Palisade grass can be continuously or rotationally grazed down to a height of 20-30 cm. It is harvested by grazing animals or is mown and fed fresh to animals in cut-and-carry systems. Dry matter yields of palisade grass vary, according to growth conditions, from 8-20 t/ha per year. At stocking rates of 1.5 steers/ha during the dry season and 2.5 steers/ha during the rainy season, annual liveweight gains can range between 400-500 kg/ha. It flowers and sets seed abundantly; a first seed crop is possible 6-8 months after sowing. Depending on environmental conditions, up to 3 seed crops per year can be obtained with a total seed yield of 100-500 kg/ha.

Genetic resources and breeding

Palisade grass, particularly the material from East Africa, is well represented in the major germplasm collections of tropical forage grasses such as CIAT (Colombia). At CIAT, parallel to evaluation and selection within the available large B. brizantha/B. decumbens gene pool, a breeding programme is in progress aiming at cultivars that combine spittlebug resistance, low soil-fertility requirements, and high nutritive value.


Palisade grass, mainly the spittlebug-resistant cultivar "Marandú", will continue to play an important role in the development of tropical pastures in regions where spittlebug is a major constraint until new Brachiaria cultivars with spittlebug resistance as well as lower soil-fertility requirements become available.

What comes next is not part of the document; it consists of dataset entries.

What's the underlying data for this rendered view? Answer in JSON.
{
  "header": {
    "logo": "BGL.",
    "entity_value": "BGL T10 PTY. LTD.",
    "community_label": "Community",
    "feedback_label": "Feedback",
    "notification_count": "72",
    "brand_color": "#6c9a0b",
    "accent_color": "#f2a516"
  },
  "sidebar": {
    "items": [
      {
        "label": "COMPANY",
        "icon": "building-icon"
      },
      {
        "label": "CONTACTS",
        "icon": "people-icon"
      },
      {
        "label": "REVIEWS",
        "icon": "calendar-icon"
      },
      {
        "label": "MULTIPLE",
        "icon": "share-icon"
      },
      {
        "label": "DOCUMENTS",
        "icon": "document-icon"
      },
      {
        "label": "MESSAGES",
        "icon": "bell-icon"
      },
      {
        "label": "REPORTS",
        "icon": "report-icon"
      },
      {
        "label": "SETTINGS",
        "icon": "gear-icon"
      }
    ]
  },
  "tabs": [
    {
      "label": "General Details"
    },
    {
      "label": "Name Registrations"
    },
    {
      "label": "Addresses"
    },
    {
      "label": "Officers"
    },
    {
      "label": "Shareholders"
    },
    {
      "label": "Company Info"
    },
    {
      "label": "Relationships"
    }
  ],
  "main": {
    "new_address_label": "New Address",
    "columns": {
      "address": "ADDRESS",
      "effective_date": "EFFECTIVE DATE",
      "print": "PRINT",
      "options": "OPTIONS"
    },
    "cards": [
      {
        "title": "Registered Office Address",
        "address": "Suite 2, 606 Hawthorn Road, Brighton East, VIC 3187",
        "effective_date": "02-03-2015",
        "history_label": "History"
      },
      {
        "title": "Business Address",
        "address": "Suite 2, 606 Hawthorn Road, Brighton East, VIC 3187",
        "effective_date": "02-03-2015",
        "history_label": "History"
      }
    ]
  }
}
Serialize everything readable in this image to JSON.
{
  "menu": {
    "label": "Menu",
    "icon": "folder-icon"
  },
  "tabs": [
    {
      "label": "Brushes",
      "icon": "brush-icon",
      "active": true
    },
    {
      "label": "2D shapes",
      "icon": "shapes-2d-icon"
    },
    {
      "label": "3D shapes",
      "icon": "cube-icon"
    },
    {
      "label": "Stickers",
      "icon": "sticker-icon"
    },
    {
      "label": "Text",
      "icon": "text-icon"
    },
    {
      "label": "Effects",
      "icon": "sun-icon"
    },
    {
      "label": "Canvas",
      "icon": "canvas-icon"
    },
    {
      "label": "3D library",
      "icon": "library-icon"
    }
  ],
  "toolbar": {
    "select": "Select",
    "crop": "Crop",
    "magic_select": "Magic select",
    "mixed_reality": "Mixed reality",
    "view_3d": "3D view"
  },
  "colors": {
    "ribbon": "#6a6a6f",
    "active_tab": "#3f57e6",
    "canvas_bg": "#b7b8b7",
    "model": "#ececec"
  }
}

  • Bogdan, A.V., 1977. Tropical pasture and fodder plants. Longman, London. p. 54.
  • Cuesta, P.A. & Pérez, R.A., 1987. Pasto La Libertad. Instituto Colombiano Agropecuario (ICA), Bogotá, Colombia. Boletín Técnico No 150. 16 pp.
  • Empresa Brasileira de Pesquisa Agropecuária, Centro Nacional de Pesquisa de Gado de Corte, 1984. Brachiaria brizantha cv. Marandú. EMBRAPA-CNPGC, Campo Grande-MS, Brazil. Documento No 21. 31 pp.
  • Skerman, P.J. & Riveros, F., 1990. Tropical grasses. FAO, Rome. pp. 234-237.


R. Schultze-Kraft